*** EXERCISE INPUTS ***

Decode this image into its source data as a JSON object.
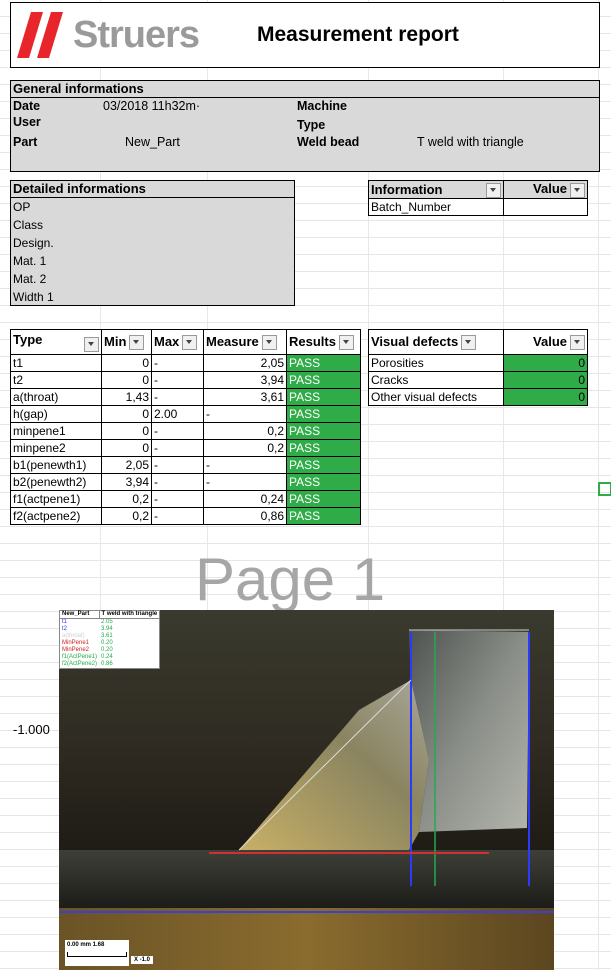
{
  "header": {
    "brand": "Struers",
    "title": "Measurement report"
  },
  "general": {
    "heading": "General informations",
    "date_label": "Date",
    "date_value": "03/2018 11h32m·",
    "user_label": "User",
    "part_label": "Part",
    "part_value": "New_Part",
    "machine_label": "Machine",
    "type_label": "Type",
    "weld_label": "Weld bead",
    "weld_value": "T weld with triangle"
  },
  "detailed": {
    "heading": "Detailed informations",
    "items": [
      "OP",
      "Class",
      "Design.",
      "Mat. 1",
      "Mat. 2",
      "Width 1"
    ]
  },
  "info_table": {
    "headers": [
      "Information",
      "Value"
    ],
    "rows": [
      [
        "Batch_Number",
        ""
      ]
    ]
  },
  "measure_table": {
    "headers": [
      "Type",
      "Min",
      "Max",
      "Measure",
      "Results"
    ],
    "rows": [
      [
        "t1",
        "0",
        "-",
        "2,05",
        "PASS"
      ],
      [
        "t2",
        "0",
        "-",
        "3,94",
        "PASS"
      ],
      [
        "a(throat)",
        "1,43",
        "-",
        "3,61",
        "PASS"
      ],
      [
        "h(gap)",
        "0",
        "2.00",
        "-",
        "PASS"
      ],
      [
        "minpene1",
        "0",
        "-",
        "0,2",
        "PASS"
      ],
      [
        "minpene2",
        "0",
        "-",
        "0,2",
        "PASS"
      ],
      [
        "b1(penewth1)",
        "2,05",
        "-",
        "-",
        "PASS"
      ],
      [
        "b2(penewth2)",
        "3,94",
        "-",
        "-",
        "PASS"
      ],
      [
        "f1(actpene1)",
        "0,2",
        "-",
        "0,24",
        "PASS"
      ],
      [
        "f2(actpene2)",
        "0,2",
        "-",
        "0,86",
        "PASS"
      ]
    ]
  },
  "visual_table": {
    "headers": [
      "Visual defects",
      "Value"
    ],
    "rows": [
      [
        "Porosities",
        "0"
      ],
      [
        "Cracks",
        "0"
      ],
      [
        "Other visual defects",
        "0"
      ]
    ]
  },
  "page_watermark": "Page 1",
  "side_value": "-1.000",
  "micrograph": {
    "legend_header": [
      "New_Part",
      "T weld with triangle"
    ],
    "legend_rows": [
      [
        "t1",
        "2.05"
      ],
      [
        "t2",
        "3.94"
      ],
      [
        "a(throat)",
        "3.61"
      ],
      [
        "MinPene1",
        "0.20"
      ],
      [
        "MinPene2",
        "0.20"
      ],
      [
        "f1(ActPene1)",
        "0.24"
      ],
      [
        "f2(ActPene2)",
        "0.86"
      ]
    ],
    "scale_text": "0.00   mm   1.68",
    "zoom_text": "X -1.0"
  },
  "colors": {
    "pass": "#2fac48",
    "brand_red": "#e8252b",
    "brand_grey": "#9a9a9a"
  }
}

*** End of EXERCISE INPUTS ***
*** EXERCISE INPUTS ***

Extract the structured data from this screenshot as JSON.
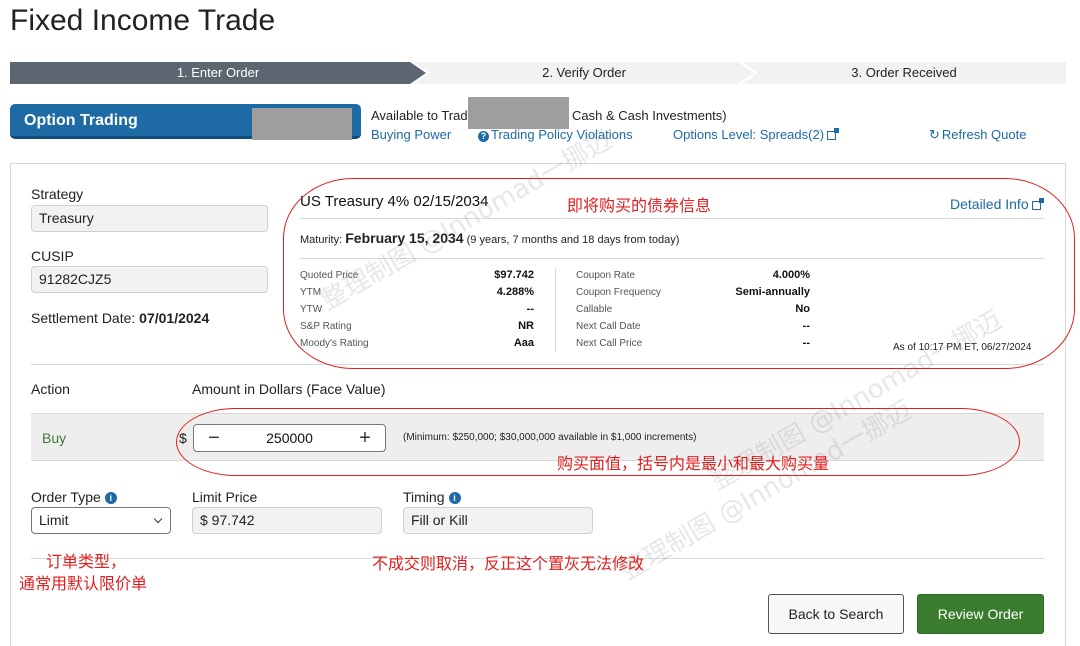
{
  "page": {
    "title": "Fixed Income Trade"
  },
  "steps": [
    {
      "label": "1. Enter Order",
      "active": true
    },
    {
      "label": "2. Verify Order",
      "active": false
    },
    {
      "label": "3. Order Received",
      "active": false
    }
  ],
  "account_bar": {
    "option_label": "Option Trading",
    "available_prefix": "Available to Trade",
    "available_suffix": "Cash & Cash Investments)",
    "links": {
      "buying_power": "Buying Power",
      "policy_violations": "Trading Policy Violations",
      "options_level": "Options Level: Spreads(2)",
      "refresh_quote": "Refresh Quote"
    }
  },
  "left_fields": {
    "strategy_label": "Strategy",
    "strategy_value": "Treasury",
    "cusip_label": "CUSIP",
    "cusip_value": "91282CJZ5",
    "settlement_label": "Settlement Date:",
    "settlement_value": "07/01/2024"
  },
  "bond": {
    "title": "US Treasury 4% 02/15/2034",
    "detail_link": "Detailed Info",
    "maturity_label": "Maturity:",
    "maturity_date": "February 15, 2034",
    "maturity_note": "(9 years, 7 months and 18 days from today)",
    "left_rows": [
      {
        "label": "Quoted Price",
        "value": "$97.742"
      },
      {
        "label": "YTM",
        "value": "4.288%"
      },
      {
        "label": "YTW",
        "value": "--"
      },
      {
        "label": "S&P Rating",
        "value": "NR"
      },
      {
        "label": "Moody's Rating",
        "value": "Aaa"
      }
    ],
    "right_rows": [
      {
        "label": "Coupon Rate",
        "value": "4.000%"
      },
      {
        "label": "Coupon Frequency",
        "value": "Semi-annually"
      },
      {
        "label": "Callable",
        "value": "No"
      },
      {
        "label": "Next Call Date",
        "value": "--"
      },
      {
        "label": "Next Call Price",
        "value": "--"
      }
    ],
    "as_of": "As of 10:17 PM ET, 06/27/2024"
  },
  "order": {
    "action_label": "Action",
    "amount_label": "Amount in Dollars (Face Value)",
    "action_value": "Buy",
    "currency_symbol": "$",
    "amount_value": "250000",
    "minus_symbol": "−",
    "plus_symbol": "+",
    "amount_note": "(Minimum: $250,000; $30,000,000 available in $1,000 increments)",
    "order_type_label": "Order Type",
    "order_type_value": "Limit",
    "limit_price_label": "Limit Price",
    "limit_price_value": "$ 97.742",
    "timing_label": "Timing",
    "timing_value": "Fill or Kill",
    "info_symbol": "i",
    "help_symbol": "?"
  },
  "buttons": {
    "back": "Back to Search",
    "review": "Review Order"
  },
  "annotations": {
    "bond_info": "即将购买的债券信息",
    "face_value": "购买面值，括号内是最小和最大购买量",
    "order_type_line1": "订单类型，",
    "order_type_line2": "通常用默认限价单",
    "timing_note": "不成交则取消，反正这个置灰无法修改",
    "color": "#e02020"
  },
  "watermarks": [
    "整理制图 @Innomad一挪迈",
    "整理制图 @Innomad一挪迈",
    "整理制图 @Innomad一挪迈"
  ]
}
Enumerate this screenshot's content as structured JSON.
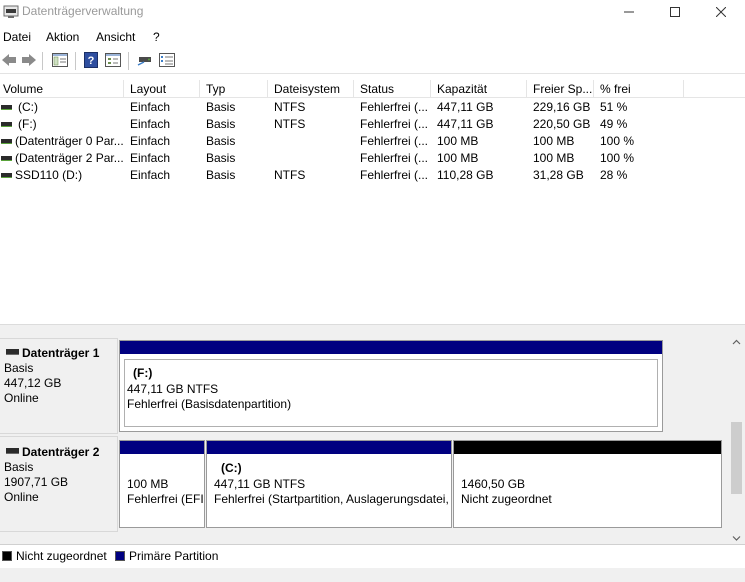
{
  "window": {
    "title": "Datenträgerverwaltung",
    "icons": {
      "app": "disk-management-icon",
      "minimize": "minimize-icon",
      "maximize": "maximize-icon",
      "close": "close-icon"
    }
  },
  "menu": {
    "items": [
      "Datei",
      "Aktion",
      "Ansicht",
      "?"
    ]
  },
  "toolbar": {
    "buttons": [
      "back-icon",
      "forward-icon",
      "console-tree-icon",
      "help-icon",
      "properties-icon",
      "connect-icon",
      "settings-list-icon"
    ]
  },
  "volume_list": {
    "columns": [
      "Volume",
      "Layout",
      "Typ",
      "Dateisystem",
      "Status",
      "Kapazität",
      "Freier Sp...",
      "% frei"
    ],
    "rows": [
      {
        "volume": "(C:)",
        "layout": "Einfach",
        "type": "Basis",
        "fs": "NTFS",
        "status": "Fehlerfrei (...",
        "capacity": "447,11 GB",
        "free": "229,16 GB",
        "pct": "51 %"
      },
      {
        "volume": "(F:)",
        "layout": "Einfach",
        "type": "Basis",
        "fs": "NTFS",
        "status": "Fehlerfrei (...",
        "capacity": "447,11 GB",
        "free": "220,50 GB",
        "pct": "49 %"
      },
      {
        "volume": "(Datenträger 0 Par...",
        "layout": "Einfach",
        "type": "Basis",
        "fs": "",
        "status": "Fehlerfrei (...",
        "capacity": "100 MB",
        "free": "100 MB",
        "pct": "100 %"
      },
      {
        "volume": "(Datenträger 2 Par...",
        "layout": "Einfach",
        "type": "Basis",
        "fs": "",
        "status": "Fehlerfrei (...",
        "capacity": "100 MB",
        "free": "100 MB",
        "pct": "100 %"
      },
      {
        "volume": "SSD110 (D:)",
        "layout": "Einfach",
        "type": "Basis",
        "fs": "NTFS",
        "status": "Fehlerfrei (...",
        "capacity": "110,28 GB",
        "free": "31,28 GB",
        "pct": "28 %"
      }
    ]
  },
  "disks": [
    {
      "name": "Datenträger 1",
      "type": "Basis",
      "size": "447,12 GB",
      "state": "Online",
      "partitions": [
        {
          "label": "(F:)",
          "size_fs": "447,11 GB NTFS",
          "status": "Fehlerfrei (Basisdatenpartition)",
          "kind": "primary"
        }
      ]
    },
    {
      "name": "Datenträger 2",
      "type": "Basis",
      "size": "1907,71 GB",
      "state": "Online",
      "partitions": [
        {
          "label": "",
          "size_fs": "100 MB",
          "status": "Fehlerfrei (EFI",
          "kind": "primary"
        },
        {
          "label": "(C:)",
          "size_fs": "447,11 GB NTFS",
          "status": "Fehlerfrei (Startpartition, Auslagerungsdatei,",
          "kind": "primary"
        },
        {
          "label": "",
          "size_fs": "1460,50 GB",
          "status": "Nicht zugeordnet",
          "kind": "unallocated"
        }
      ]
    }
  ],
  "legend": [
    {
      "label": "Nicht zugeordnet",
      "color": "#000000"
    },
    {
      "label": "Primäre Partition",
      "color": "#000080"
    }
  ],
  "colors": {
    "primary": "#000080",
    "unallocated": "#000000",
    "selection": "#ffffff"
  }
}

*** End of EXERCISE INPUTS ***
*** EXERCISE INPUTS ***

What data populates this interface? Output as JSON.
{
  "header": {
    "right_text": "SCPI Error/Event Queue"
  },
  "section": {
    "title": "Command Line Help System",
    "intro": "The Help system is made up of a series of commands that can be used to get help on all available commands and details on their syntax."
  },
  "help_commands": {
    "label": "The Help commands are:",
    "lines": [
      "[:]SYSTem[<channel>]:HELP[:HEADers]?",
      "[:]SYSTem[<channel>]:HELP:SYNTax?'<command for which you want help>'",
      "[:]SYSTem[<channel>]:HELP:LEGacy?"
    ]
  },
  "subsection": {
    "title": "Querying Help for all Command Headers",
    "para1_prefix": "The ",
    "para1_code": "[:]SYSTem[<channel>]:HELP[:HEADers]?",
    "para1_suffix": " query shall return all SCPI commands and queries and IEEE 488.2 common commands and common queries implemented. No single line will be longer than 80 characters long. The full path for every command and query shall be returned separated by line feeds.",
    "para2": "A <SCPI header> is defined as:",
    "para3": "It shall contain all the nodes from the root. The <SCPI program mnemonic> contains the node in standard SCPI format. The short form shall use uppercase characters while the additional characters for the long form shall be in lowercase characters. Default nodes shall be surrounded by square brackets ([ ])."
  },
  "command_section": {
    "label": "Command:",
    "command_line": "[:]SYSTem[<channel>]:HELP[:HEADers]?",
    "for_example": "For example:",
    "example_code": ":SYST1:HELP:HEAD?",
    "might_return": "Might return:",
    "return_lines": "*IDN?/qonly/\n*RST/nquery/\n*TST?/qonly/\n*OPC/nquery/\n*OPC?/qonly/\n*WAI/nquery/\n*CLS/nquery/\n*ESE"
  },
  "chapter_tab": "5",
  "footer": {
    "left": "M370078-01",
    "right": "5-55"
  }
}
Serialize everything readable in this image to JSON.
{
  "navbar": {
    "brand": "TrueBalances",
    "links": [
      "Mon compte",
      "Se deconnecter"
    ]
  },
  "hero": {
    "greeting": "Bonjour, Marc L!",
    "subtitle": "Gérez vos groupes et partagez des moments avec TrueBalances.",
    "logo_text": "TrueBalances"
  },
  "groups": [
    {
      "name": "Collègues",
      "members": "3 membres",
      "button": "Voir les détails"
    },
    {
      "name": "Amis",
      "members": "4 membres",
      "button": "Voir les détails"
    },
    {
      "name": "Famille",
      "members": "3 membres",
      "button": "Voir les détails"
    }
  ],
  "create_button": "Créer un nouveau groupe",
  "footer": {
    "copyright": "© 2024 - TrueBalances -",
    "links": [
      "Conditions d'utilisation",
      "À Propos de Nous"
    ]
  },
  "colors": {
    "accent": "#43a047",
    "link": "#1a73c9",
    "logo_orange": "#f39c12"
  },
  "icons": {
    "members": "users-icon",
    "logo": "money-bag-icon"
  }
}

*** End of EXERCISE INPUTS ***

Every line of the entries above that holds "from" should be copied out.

Extract the structured data from this screenshot as JSON.
    "maturity_note": "(9 years, 7 months and 18 days from today)",
    "para3": "It shall contain all the nodes from the root. The <SCPI program mnemonic> contains the node in standard SCPI format. The short form shall use uppercase characters while the additional characters for the long form shall be in lowercase characters. Default nodes shall be surrounded by square brackets ([ ])."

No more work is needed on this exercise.